Over in continental Europe, the Paris Cac 40 rose 27 points to 4,941, while the German Dax gained 21 to close at 5,637.

Across the Atlantic, US stocks closed sharply lower, with fears rising that the second-quarter earnings season will disappoint. The Dow Jones Industrial Average fell 121 to 11,013, while the S&P 500 closed 13 points lower at 1,258. The tech-heavy Nasdaq dropped 38 to 2,090.

The Wall Street sell-off hung over Asian markets. Japan's Nikkei 225 fell 151 points to 15,097. Technology-related stocks such as digital camera maker Canon declined, following US technology shares lower.

This morning, oil hit fresh record levels in New York, trading at around $75.65 a barrel, after rising as high as $75.89. Brent crude was also higher, trading at around $73.50, as tensions in the Middle East continue, and amid reports in The Guardian of an attack on Nigerian pipelines.

Meanwhile, spot gold eased back to trade at around $650.30 an ounce, after rising as high as $655.30 on Wednesday. Silver was lower too, trading at around $11.49 an ounce.

And in the UK this morning, publisher Emap has said that first-half underlying revenue will be 'marginally down' on last year, with full-year revenue set to be flat because of weaker magazine advertising market.

And our two recommended articles for today...

Should you buy into Rosneft?
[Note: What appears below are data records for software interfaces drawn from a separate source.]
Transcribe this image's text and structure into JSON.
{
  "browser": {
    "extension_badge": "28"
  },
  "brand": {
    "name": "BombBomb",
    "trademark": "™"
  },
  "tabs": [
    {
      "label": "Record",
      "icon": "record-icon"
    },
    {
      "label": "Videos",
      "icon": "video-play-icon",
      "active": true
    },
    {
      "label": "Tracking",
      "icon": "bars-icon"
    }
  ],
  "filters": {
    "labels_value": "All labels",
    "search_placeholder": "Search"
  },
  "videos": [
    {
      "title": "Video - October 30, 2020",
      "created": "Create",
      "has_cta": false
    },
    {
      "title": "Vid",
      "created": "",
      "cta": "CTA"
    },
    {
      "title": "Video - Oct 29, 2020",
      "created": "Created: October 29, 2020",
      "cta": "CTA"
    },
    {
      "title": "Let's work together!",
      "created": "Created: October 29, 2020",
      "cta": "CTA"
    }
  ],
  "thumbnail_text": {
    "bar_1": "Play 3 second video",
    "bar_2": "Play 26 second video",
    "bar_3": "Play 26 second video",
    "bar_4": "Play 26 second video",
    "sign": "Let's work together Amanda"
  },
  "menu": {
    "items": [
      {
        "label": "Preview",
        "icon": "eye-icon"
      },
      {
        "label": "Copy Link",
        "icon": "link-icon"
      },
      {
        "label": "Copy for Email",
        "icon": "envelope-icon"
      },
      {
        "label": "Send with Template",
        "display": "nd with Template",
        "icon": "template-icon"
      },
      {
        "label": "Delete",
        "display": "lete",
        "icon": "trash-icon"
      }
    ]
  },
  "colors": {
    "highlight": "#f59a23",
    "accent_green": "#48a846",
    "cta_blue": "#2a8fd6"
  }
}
- The flotation of Russian oil giant Rosneft is guaranteed to be one of the most-hyped in recent corporate history. Why? Ostensibly because Russia's vast oil reserves are the answer to the world's impending energy crisis - but more likely because investment banks are set to make over £250m in fees from the exercise, say Bedlam Asset Management. If you're thinking of investing in Rosneft, there are some essential facts you need to know about the company first. To find out what they are including why you may have bought their shares once already click here: Should you buy into Rosneft?

Which Latin American countries should you invest in?
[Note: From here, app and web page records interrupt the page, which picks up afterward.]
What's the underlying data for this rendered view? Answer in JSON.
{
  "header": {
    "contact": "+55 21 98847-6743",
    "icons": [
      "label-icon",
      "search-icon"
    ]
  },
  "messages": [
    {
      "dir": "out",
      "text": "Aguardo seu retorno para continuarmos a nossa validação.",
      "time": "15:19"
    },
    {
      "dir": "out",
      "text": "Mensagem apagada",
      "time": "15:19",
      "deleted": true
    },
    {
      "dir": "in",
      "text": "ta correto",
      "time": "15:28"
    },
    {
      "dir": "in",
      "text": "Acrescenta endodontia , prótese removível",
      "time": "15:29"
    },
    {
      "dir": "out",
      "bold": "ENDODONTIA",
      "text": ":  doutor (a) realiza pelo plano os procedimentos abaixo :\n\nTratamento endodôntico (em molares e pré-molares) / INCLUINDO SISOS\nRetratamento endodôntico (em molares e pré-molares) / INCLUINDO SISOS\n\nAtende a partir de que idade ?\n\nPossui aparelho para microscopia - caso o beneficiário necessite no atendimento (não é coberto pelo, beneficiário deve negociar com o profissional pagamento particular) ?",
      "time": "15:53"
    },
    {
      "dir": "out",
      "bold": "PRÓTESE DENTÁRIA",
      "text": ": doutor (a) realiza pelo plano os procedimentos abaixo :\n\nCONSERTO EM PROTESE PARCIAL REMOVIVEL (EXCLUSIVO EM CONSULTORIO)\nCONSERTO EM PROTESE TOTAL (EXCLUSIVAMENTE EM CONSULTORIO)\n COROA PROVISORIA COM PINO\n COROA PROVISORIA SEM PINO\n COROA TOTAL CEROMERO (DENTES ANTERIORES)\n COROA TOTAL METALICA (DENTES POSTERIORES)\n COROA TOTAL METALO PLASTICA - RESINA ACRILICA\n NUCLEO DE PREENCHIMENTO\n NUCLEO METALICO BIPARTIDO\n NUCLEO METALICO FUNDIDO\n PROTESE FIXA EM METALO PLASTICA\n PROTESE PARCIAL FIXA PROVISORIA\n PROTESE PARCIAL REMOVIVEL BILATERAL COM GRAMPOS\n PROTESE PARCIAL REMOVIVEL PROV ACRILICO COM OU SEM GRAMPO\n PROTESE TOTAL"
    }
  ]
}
- With China's rapid growth soaking up raw materials at an exceptional rate, the resource-rich countries of Latin America are booming. MoneyWeek recently gathered together a panel of investment experts in order to discuss the pros and cons of investing in the continent. To find out which markets look most attractive right now, and what the wave of nationalism and socialism sweeping the continent means for your investments, see our Roundtable article: Which Latin American countries should you invest in?

John Stepek
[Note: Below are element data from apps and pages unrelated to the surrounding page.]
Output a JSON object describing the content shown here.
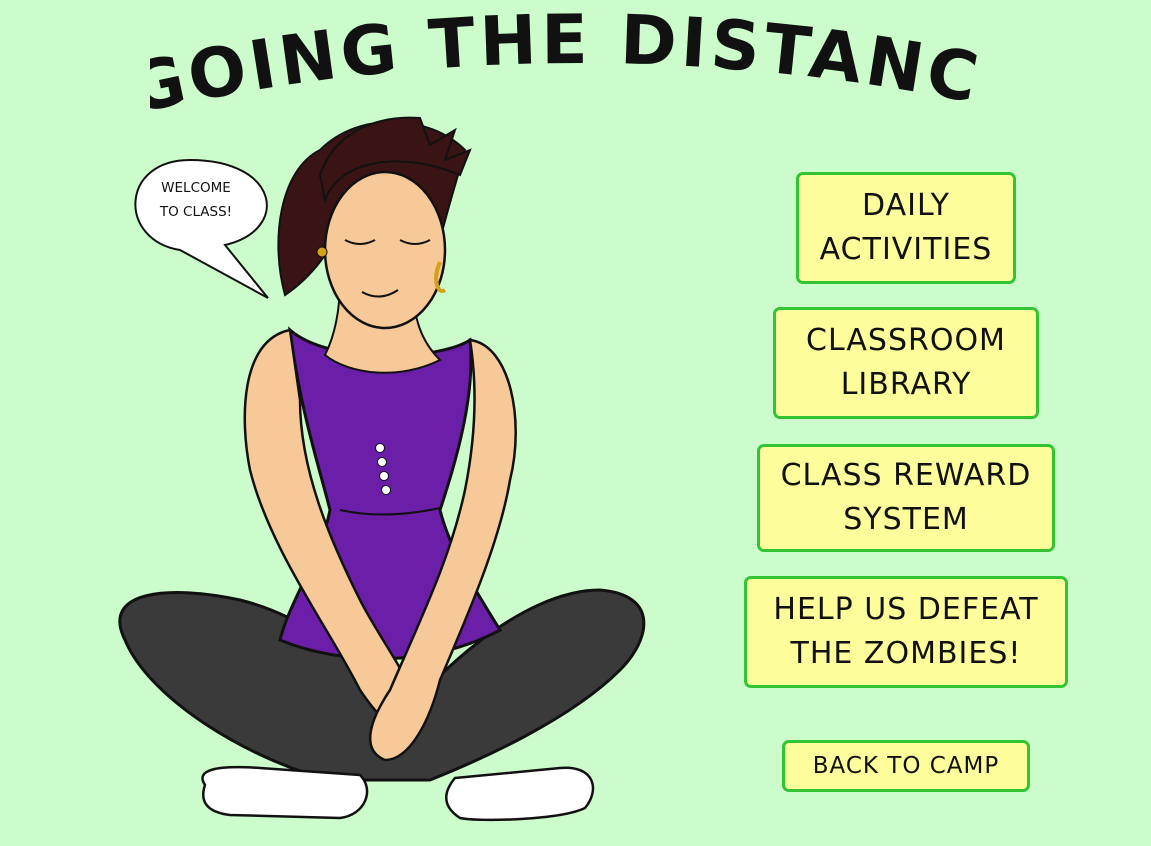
{
  "page": {
    "title": "GOING THE DISTANCE"
  },
  "speech_bubble": {
    "text": "WELCOME\nTO CLASS!"
  },
  "menu": {
    "items": [
      {
        "label": "DAILY\nACTIVITIES"
      },
      {
        "label": "CLASSROOM\nLIBRARY"
      },
      {
        "label": "CLASS REWARD\nSYSTEM"
      },
      {
        "label": "HELP US DEFEAT\nTHE ZOMBIES!"
      }
    ],
    "back_label": "BACK TO CAMP"
  },
  "colors": {
    "background": "#ccfccc",
    "button_fill": "#fdfd9b",
    "button_border": "#33c433",
    "top_color": "#6b1fa8",
    "pants_color": "#3a3a3a",
    "hair_color": "#3a1414",
    "skin_color": "#f7c898"
  },
  "icons": {
    "illustration": "teacher-sitting-cross-legged-illustration",
    "bubble": "speech-bubble-icon"
  }
}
John is the executive editor of MoneyWeek and writes our daily investment email, Money Morning. John graduated from Strathclyde University with a degree in psychology in 1996 and has always been fascinated by the gap between the way the market works in theory and the way it works in practice, and by how our deep-rooted instincts work against our best interests as investors.

He started out in journalism by writing articles about the specific business challenges facing family firms. In 2003, he took a job on the finance desk of Teletext, where he spent two years covering the markets and breaking financial news. John joined MoneyWeek in 2005.

His work has been published in Families in Business, Shares magazine, Spear's Magazine, The Sunday Times, and The Spectator among others. He has also appeared as an expert commentator on BBC Radio 4's Today programme, BBC Radio Scotland, Newsnight, Daily Politics and Bloomberg. His first book, on contrarian investing, The Sceptical Investor, was released in March 2019. You can follow John on Twitter at @john_stepek.